Là Où Naissent Les Couleurs Nouvelles has more of a rock feel to it- the drums are much more driving. It and Faiseurs De Mondes also feature some black metal shrieks, which fit very well over the calming music. I hadn’t heard Neige do harsh vocals before, but they are very well done. His clean vocals are as excellent as ever- he has a lovely voice that’s very soothing. The title track is very cool, as it could be two songs in one. It shifts pretty sharply at 3:13, yet the track remains cohesive.

The lyrics on Nous Sommes L’Emeraude were apparently not written by Neige, though I am at a loss to tell you who Charles Van Leberghe is (maybe a poet?). Not my favorite track by far, but it’s a slight miss for me on an album full of hits.

Beings of Light is an instrumental, and one of my favorite songs on the album. I’m not sure why I can’t get enough of this one- perhaps it’s the fact that the resolution is not what my brain expects it to be. Even when I’ve come to expect it, it’s a thrill every time. When the drums and guitars kick in at 1:22 over the ambience and quiet vocals it’s chilling in a good way. Also, the fact that the resolution never comes at the end of the song, letting it just fade out, is a nice touch as well. The other instrumental track on the album is Havens. This one doesn’t quite do it for me- it’s nice, but feels more like a transition than a single track- it doesn’t seem to stand on its own as well as Beings of Light does.

Summer’s Glory epitomizes I think the positive feelings Neige wants to evoke with his music. Upbeat and uplifting- it’s impossible to feel bad while listening to this song. The guitar at 4:10 sounds like sunshine breaking through the trees.

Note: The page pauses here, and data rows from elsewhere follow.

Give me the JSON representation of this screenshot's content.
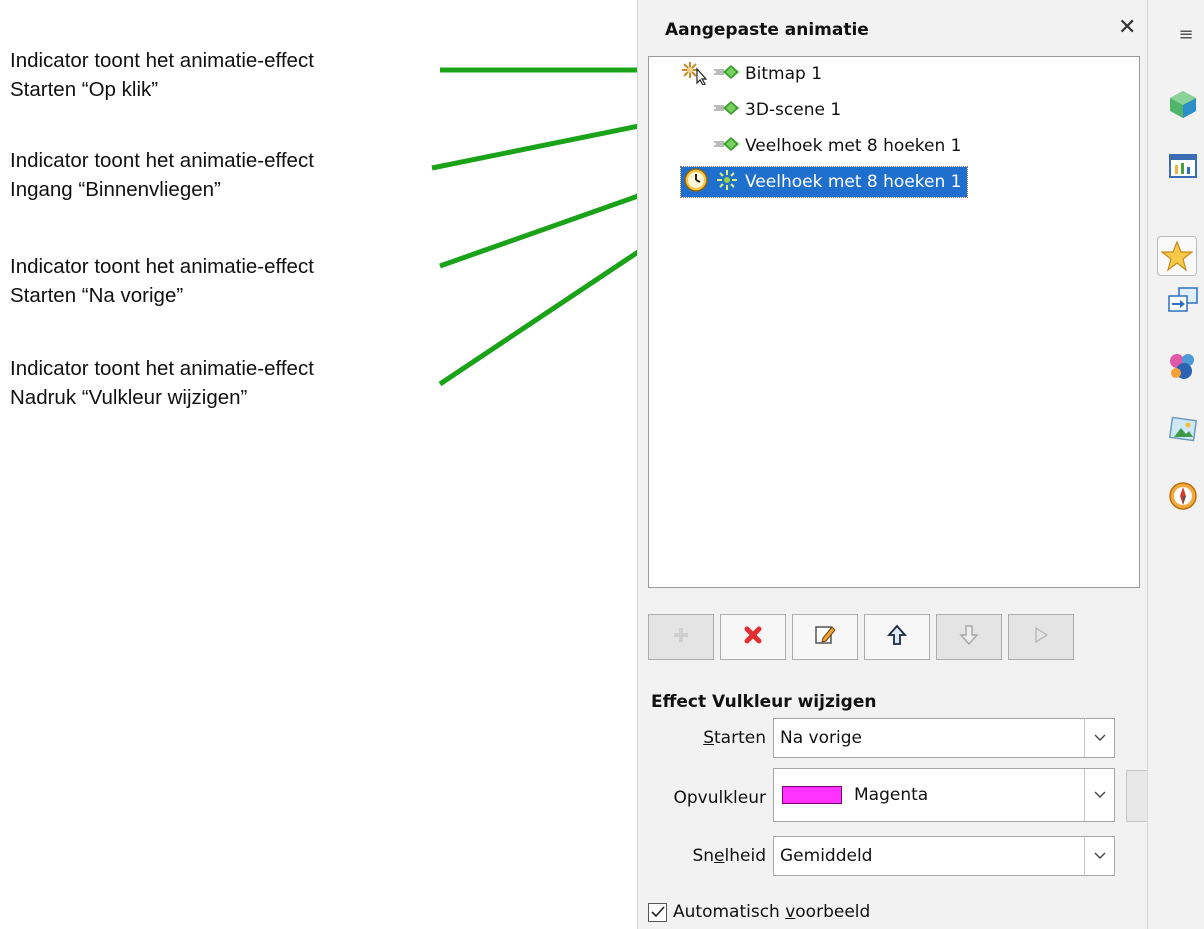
{
  "callouts": [
    {
      "line1": "Indicator toont het animatie-effect",
      "line2": "Starten “Op klik”"
    },
    {
      "line1": "Indicator toont het animatie-effect",
      "line2": "Ingang “Binnenvliegen”"
    },
    {
      "line1": "Indicator toont het animatie-effect",
      "line2": "Starten “Na vorige”"
    },
    {
      "line1": "Indicator toont het animatie-effect",
      "line2": "Nadruk “Vulkleur wijzigen”"
    }
  ],
  "panel": {
    "title": "Aangepaste animatie",
    "close_symbol": "✕",
    "list_items": [
      {
        "label": "Bitmap 1",
        "start_icon": "on-click-icon",
        "effect_icon": "entrance-fly-in-icon",
        "selected": false
      },
      {
        "label": "3D-scene 1",
        "start_icon": "",
        "effect_icon": "entrance-fly-in-icon",
        "selected": false
      },
      {
        "label": "Veelhoek met 8 hoeken 1",
        "start_icon": "",
        "effect_icon": "entrance-fly-in-icon",
        "selected": false
      },
      {
        "label": "Veelhoek met 8 hoeken 1",
        "start_icon": "after-previous-clock-icon",
        "effect_icon": "emphasis-fill-color-icon",
        "selected": true
      }
    ],
    "toolbar": [
      "add-effect-icon",
      "remove-effect-icon",
      "change-effect-icon",
      "move-up-icon",
      "move-down-icon",
      "play-icon"
    ],
    "effect_heading": "Effect Vulkleur wijzigen",
    "start": {
      "label_pre": "",
      "label_ul": "S",
      "label_post": "tarten",
      "value": "Na vorige"
    },
    "fill": {
      "label": "Opvulkleur",
      "value": "Magenta",
      "swatch_color": "#ff33ff"
    },
    "speed": {
      "label_pre": "Sn",
      "label_ul": "e",
      "label_post": "lheid",
      "value": "Gemiddeld"
    },
    "autopreview": {
      "label_pre": "Automatisch ",
      "label_ul": "v",
      "label_post": "oorbeeld",
      "checked": true
    }
  },
  "tabbar": {
    "menu_icon": "≡",
    "icons": [
      "3d-cube-icon",
      "slide-layout-icon",
      "custom-animation-star-icon",
      "slide-transition-icon",
      "styles-icon",
      "gallery-icon",
      "navigator-compass-icon"
    ],
    "active_index": 2
  },
  "colors": {
    "arrow": "#1aa319",
    "selection": "#1f6fcf",
    "magenta": "#ff33ff"
  }
}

The artwork for the album is very fitting. The cover features a peacock in an illuminated stone arch that frames a pastoral scene. The liner notes (which are the lyrics) are in a gold font, printed on a dark teal background and surrounded by a design that looks like gold peacock feathers. It’s simple yet classy, and it fits the album perfectly. The only thing that caught me off guard was the fact that the instrumentals are not listed in the liner notes, which is fine because they have no lyrics, I just would have thought they’d be listed too.

So give this album a listen. As a fellow Shredditor said when posting the above link, “If you aren’t a fan of Alcest, you are now.”

Hagalaz’ favorite tracks:

Là Où Naissent Les Couleurs Nouvelles

Les Voyages De L’Âme

Beings of Light